Hydrogen Fueling Station Planned For Point Lookout
As per the most recent missive from Hempstead Town, via four-page, full-color Murraygram, Long Island's first hydrogen fuel station is slated to be built, this summer, in Point Lookout.
The idea: To demonstrate hydrogen energy technology, educate residents, and allow scientists to evaluate the practical potential of developing hydrogen-based fuel.
The projected cost: $2 million.
"Oh, the humanity." Doesn't Hempstead Supervisor remember the Hindenburg? Wait a minute. That was Helium. Never mind.
What about the hydrogen bomb? Talk about creating a blight upon America's largest township!
But seriously, folks, a hydrogen fueling station? What vehicles are we fueling, and at what cost?

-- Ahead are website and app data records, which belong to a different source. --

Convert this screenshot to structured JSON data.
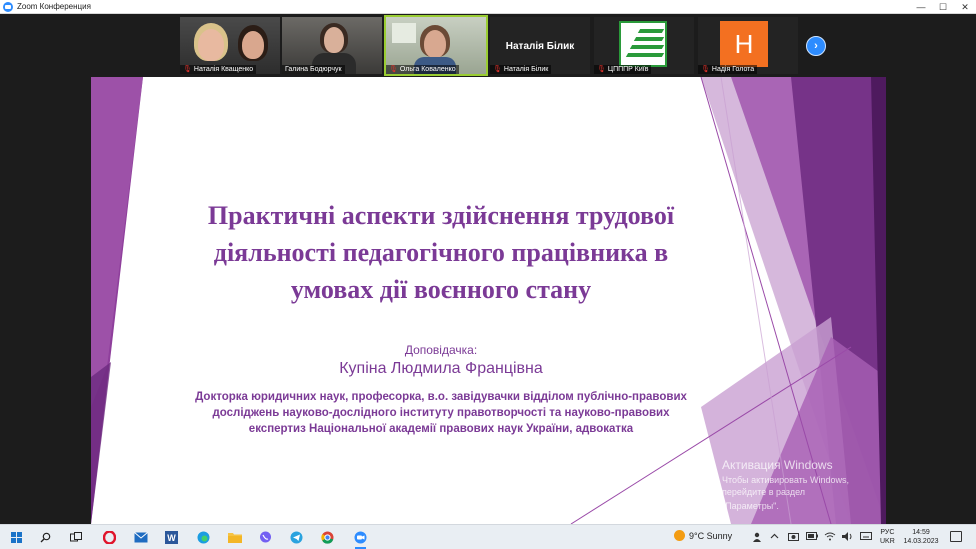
{
  "window": {
    "title": "Zoom Конференция",
    "controls": {
      "minimize": "—",
      "maximize": "☐",
      "close": "✕"
    }
  },
  "participants": [
    {
      "name": "Наталія Кващенко",
      "video": true,
      "muted": true
    },
    {
      "name": "Галина Бодюрчук",
      "video": true,
      "muted": false
    },
    {
      "name": "Ольга Коваленко",
      "video": true,
      "muted": true,
      "active_speaker": true
    },
    {
      "name": "Наталія Білик",
      "display_name": "Наталія Білик",
      "video": false,
      "muted": true
    },
    {
      "name": "ЦПППР Київ",
      "video": false,
      "muted": true,
      "avatar": "logo"
    },
    {
      "name": "Надія Голота",
      "video": false,
      "muted": true,
      "avatar": "Н"
    }
  ],
  "next_page_icon": "chevron-right-icon",
  "slide": {
    "title": "Практичні аспекти здійснення трудової діяльності педагогічного працівника в умовах дії воєнного стану",
    "speaker_label": "Доповідачка:",
    "speaker_name": "Купіна Людмила Францівна",
    "speaker_description": "Докторка юридичних наук, професорка, в.о. завідувачки відділом публічно-правових досліджень науково-дослідного інституту правотворчості та науково-правових експертиз Національної академії правових наук України, адвокатка",
    "accent_color": "#7b3a96"
  },
  "activation_watermark": {
    "line1": "Активация Windows",
    "line2": "Чтобы активировать Windows, перейдите в раздел",
    "line3": "\"Параметры\"."
  },
  "taskbar": {
    "weather_temp": "9°C",
    "weather_text": "Sunny",
    "lang_top": "РУС",
    "lang_bottom": "UKR",
    "time": "14:59",
    "date": "14.03.2023"
  }
}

Efficiency isn't exactly the word that comes to mind when we observe how the Town of Hempstead operates -- from its blunderbuss approach to suburban renewal to its hands-off wink-and-nod to the local special taxing districts that do business under the town's name and auspicies.
And yet, when it comes to energy technology, Hempstead Town, and, yes, Supervisor Kate Murray, have often been on the leading edge.
True, its been more showmanship and media play than anything else -- from the solar panels atop town hall that power the Supervisor's fridge, to the modified electric golf carts that town employees scoot around in -- but its a start, and a rather good one at that.
From e-cycling to Mercury recycling, humane geese control to, dare we say, Nigerian goats, the Town of Hempstead has led the charge for change in alternate energy and environmental responsibility.
That, even we must admit, is a tremendous feather in Supervisor Murray's cap, and kudos are due, both to her and the Town Board, for innovative programs that, at least in theory, reduce our reliance on fossil fuels and promote a cleaner, more sustainable environment.
But a hydrogen fueling station?
The NYS Energy Research Development Authority (NYSERDA) is fronting $1 million of the tab, with National Grid, the Island's gas supplier, chipping in with grant money and tax credits. The Town of Hempstead -- meaning, we, the taxpayers -- will foot the balance of the bill.
With the state in deficit mode and National Grid already surcharging ratepayers to debt by the therm, is this the way tax dollars should be spent? And have you looked at your local property tax bill lately?
And what of the cost of creating hydrogen fuel and safe, efficient fuel cells, and the energy needed to turn hydrogen into harmless H2O? When all is said and done, it could cost more, in today's dollars, to fuel vehicles on hydrogen than it does to run them on petrol.
Is the potential benefit of exploring the development of hydrogen fuel and its possible application as a fossil fuel alternative worth the risk and the cost?
Progress, of any kind, entails at least a modicum of risk, and the potential benefits -- including what we might learn from this technology even if the hydrogen fuel experiment should itself ultimately fail -- makes the cost palatable, if not entirely reasonable, even in these tough economic times.
As always, the cost of doing nothing -- standing still and taking no chances, let alone spearheading bold, creative initiatives -- is far greater than the risk of trying something new.
Stepping out of a zero-emission, hydrogen-powered car is, for Kate Murray -- and any politician, for that matter -- more ploy than play. That said, we have to doff our caps to the Town Supervisor on moving forward with progressive and inventive measures that not only keep the town ahead of the curve in terms of environmental stewardship, but also, as Ms. Murray herself said, "...contribute in a meaningful way toward the goals of reducing our reliance on fossil fuels..."
The Town of Hempstead hydrogen fueling station, politics and pandering aside, is more than mere fuel for thought. Its a small step in this generation's giant leap forward into this, our 21st Century.